**WHAT TO WORK ON**
All lines of the material below that include the string "Speed" are to be copied.

**MATERIAL SUPPLIED**
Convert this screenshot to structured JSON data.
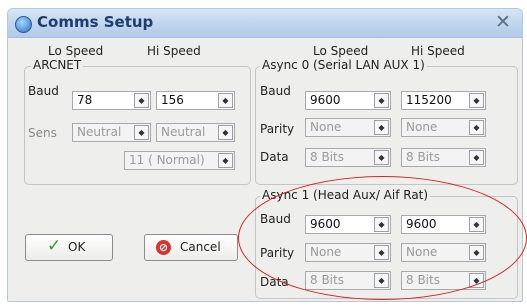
{
  "window": {
    "title": "Comms Setup",
    "app_icon": "comms-icon",
    "close_glyph": "✕"
  },
  "headers": {
    "lo_speed_left": "Lo Speed",
    "hi_speed_left": "Hi Speed",
    "lo_speed_right": "Lo Speed",
    "hi_speed_right": "Hi Speed"
  },
  "arcnet": {
    "legend": "ARCNET",
    "baud_label": "Baud",
    "baud_lo": "78",
    "baud_hi": "156",
    "sens_label": "Sens",
    "sens_lo": "Neutral",
    "sens_hi": "Neutral",
    "mode": "11 ( Normal)"
  },
  "async0": {
    "legend": "Async 0 (Serial LAN AUX 1)",
    "baud_label": "Baud",
    "baud_lo": "9600",
    "baud_hi": "115200",
    "parity_label": "Parity",
    "parity_lo": "None",
    "parity_hi": "None",
    "data_label": "Data",
    "data_lo": "8 Bits",
    "data_hi": "8 Bits"
  },
  "async1": {
    "legend": "Async 1 (Head Aux/ Aif Rat)",
    "baud_label": "Baud",
    "baud_lo": "9600",
    "baud_hi": "9600",
    "parity_label": "Parity",
    "parity_lo": "None",
    "parity_hi": "None",
    "data_label": "Data",
    "data_lo": "8 Bits",
    "data_hi": "8 Bits"
  },
  "buttons": {
    "ok_label": "OK",
    "cancel_label": "Cancel",
    "ok_icon": "check-icon",
    "cancel_icon": "cancel-icon"
  },
  "combo_arrow": "◆",
  "annotation_color": "#d42424"
}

**TASK SOLUTION**
    "lo_speed_left": "Lo Speed",
    "hi_speed_left": "Hi Speed",
    "lo_speed_right": "Lo Speed",
    "hi_speed_right": "Hi Speed"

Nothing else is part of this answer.